## REQUIRED ACTION:
Your task is to give the number of lines below that contain "What". Give no other text.

___ MATERIAL SUPPLIED ___

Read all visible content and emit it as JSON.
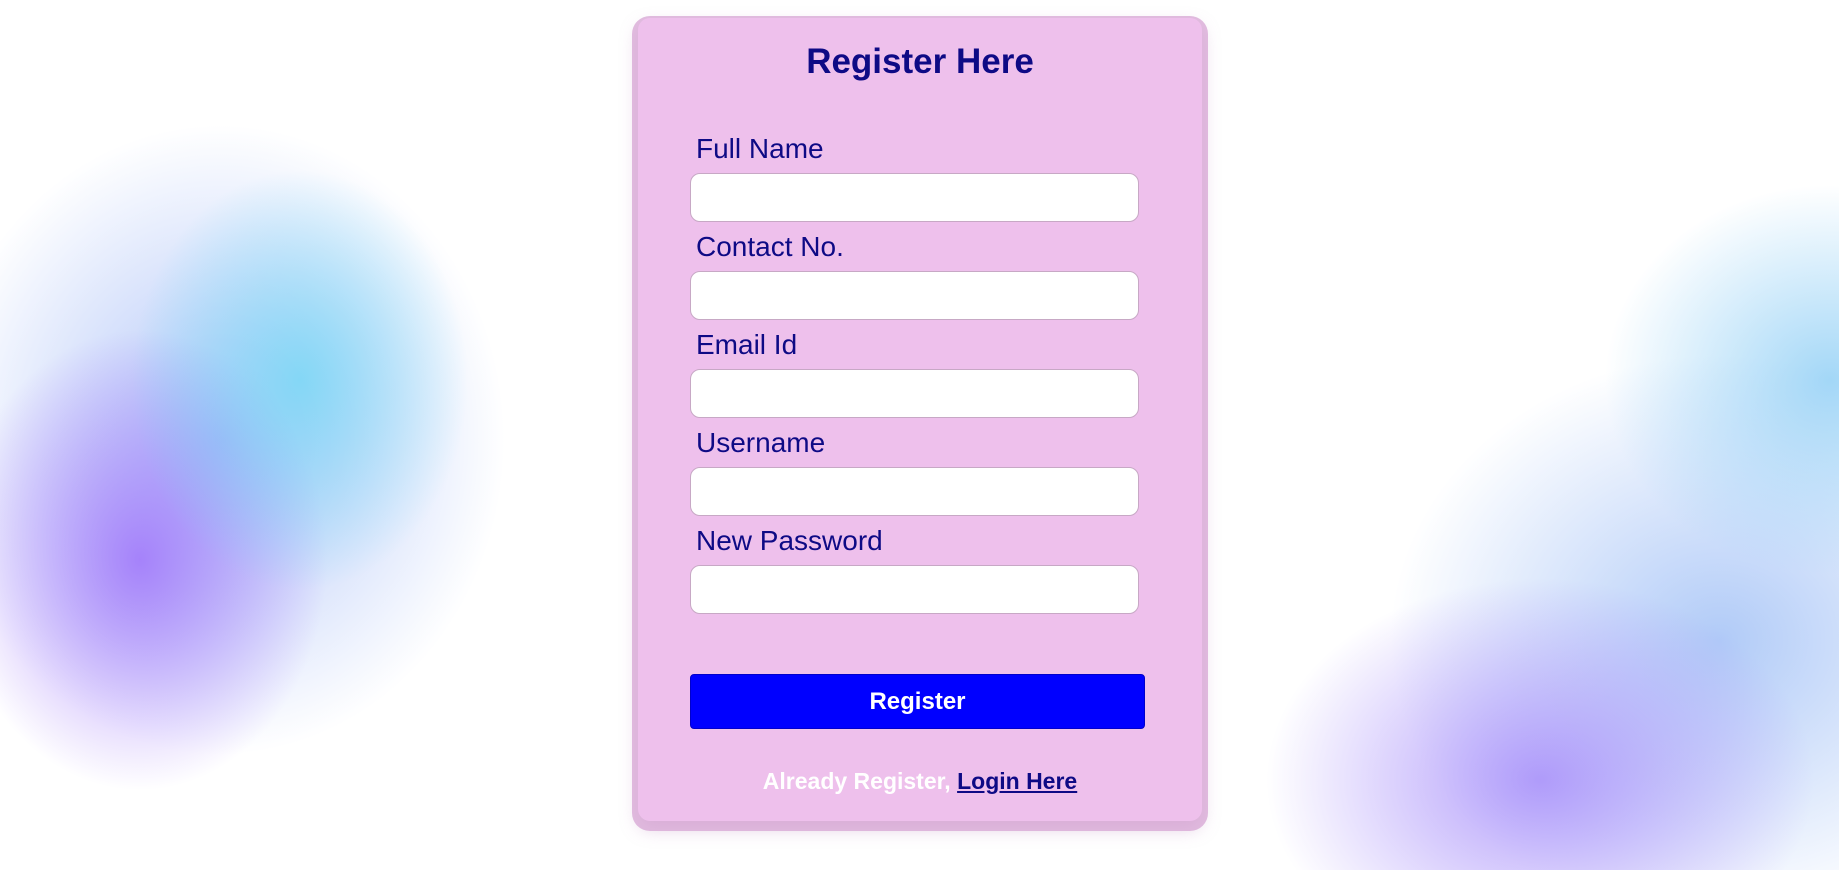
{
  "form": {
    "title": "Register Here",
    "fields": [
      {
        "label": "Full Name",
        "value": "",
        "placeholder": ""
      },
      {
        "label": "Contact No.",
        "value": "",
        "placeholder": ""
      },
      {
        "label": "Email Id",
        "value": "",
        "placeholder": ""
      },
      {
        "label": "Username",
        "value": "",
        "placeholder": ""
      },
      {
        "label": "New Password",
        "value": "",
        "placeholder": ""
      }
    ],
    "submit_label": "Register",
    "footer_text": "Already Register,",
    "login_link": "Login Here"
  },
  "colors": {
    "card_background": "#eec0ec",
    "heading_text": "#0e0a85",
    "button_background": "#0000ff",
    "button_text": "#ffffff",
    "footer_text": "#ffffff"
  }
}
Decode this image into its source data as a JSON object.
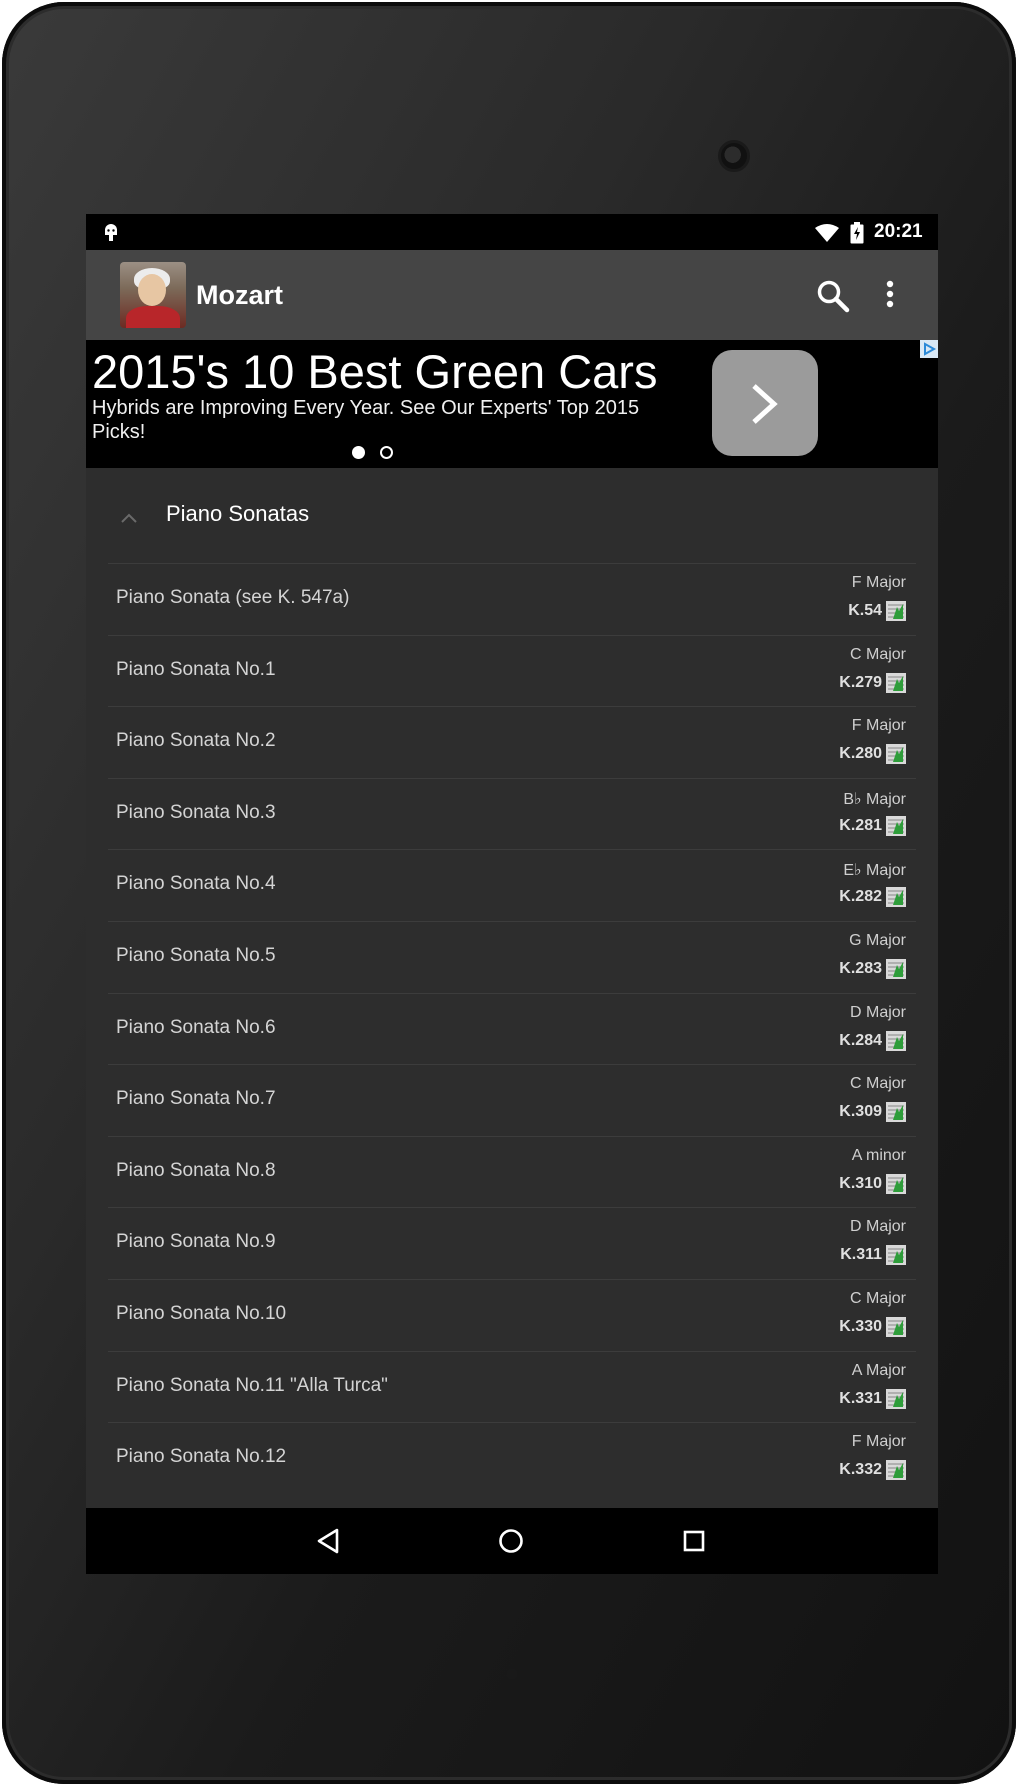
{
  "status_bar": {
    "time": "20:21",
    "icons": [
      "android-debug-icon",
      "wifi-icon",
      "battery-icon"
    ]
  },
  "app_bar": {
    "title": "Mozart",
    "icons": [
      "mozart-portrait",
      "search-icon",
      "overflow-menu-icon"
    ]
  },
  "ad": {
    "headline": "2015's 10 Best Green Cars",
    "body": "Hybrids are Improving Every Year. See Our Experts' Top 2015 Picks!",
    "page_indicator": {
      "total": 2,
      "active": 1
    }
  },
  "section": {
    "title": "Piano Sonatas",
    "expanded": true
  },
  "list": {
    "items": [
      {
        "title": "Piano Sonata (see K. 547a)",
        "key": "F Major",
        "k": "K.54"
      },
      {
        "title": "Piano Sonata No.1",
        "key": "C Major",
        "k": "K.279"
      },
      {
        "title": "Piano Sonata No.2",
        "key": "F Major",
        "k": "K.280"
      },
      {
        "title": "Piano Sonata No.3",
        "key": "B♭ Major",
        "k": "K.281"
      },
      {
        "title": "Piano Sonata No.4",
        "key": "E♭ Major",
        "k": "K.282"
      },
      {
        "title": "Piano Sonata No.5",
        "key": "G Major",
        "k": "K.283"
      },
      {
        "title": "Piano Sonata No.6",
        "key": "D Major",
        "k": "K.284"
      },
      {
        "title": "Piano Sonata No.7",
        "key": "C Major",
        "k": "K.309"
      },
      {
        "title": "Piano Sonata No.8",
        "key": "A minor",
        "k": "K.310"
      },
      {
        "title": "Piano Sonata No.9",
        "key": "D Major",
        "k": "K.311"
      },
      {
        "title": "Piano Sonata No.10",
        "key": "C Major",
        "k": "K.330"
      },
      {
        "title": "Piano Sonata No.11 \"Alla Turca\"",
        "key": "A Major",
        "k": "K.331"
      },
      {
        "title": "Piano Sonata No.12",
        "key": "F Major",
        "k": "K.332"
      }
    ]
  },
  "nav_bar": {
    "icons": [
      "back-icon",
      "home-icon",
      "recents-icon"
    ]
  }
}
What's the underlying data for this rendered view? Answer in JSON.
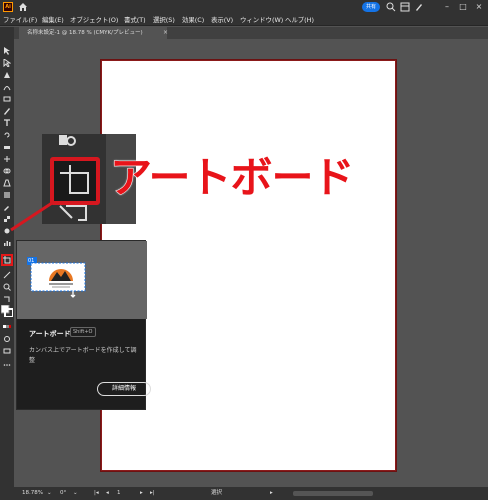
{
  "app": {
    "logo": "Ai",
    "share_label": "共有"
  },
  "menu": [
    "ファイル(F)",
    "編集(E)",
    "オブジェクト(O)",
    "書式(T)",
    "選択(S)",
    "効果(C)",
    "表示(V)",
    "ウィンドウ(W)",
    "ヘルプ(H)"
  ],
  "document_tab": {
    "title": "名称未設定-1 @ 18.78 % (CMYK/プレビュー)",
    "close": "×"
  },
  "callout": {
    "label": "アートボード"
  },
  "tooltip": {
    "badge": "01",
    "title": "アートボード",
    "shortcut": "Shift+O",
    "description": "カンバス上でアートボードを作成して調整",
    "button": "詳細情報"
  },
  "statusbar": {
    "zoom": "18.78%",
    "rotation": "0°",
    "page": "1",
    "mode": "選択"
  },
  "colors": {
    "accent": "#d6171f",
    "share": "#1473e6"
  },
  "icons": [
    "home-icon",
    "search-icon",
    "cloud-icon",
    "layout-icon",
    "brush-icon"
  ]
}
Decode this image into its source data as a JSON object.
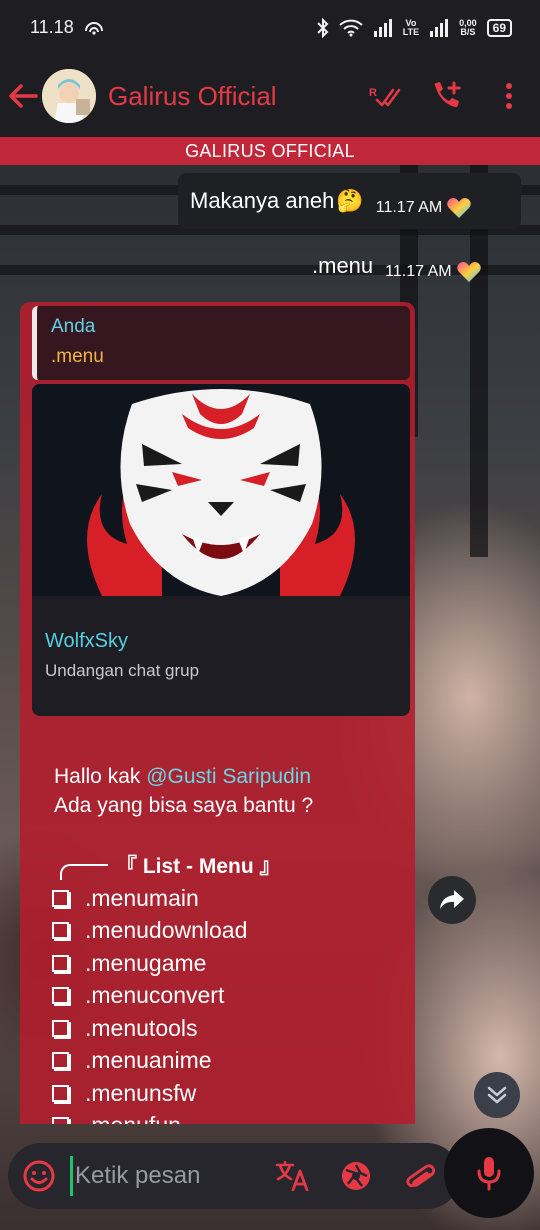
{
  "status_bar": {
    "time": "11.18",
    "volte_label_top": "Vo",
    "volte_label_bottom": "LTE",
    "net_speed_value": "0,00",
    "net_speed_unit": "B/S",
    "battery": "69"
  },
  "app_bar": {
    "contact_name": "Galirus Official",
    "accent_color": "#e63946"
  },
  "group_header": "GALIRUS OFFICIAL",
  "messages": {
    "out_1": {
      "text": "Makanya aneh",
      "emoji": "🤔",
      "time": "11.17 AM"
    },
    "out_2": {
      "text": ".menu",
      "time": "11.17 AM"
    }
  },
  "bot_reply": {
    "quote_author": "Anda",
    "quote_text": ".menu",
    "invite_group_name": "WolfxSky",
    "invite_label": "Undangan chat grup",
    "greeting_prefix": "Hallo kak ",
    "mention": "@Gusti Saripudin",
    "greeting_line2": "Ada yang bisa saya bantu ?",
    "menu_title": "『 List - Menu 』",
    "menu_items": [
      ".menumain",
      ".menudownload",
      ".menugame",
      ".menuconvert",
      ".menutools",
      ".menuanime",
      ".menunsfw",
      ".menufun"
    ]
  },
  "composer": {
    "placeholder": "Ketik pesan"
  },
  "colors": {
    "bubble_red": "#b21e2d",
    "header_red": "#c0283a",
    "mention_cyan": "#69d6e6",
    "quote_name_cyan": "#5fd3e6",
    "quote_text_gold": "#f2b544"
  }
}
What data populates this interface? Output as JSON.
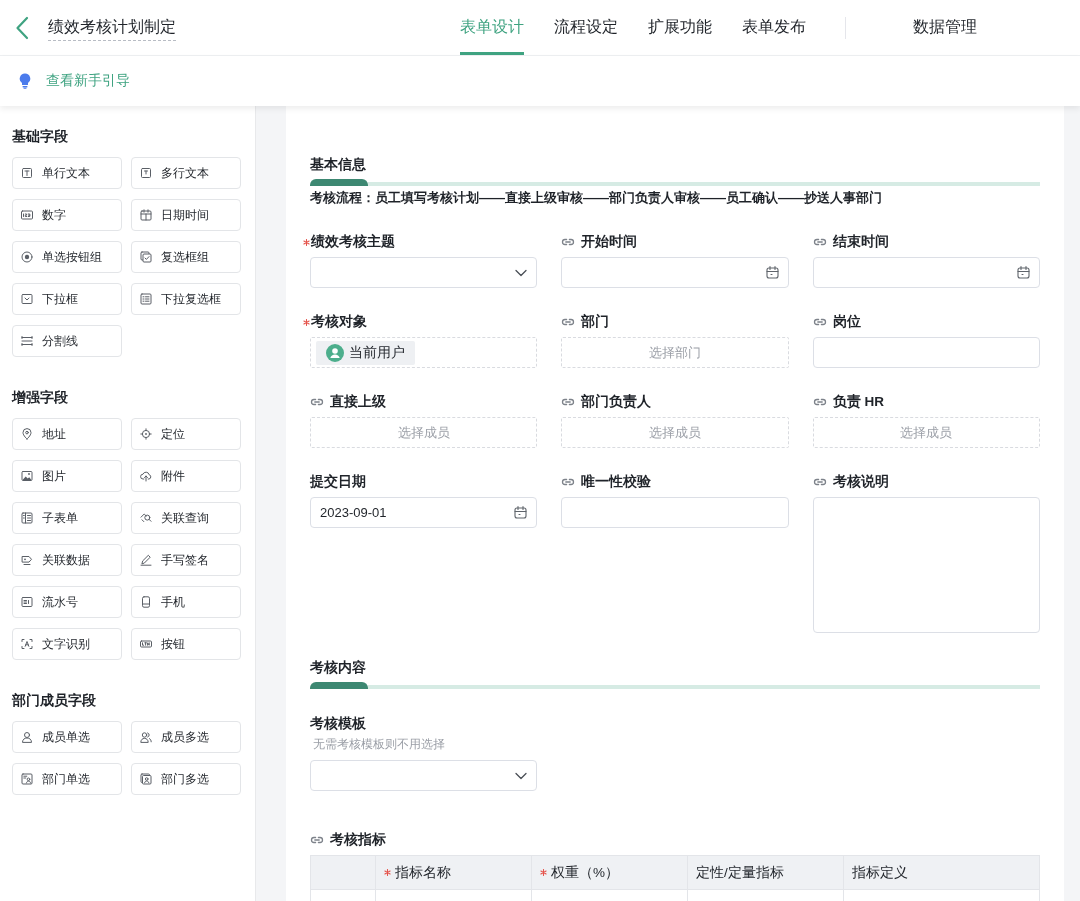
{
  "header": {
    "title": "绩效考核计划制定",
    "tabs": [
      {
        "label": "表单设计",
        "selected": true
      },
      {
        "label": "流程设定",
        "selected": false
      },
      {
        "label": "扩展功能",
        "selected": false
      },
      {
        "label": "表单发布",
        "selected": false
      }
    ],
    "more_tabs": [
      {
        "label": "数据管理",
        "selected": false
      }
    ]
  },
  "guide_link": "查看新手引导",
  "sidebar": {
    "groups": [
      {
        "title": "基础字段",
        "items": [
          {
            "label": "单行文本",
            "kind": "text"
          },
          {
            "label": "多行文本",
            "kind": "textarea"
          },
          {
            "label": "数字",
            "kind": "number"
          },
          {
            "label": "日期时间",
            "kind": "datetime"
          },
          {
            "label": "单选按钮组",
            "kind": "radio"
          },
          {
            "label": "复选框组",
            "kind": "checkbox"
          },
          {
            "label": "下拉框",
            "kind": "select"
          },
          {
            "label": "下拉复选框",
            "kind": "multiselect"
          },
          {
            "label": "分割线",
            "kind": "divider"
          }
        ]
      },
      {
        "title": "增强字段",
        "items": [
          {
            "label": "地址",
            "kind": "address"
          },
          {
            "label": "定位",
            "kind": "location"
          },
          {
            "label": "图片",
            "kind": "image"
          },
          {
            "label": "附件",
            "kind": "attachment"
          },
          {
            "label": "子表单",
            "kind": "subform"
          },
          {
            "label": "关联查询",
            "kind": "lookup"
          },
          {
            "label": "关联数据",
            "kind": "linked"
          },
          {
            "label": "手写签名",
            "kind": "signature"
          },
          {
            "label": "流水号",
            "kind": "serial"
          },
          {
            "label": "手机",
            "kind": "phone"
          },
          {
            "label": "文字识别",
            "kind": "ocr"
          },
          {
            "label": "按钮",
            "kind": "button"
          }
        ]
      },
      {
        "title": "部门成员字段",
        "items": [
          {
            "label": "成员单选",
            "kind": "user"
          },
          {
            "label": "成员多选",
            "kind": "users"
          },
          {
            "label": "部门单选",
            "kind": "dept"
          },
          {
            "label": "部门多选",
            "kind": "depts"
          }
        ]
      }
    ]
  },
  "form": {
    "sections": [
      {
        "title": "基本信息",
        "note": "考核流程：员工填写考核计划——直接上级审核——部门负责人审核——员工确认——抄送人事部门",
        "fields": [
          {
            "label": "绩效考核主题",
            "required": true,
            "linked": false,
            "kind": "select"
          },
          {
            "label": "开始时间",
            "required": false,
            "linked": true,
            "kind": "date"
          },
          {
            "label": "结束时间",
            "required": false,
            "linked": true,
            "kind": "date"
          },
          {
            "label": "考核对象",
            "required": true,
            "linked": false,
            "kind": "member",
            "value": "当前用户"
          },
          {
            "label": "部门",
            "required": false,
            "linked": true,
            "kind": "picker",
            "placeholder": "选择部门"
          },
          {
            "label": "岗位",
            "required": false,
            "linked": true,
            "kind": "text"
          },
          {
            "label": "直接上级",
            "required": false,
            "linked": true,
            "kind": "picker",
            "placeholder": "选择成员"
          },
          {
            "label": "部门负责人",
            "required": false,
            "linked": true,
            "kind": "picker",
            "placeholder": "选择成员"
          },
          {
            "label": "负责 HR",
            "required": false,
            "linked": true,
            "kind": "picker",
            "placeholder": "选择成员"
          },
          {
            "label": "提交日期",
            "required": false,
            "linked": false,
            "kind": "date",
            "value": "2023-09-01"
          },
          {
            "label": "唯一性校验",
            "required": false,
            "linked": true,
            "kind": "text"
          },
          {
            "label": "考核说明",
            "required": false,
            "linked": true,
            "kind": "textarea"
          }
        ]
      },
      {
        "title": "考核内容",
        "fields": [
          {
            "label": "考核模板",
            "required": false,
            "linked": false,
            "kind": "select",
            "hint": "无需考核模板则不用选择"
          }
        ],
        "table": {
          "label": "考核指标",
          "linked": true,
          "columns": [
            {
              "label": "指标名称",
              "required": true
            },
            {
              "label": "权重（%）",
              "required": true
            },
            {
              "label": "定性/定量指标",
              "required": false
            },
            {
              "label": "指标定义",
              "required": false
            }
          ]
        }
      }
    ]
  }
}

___

## TASK RESPONSE:
2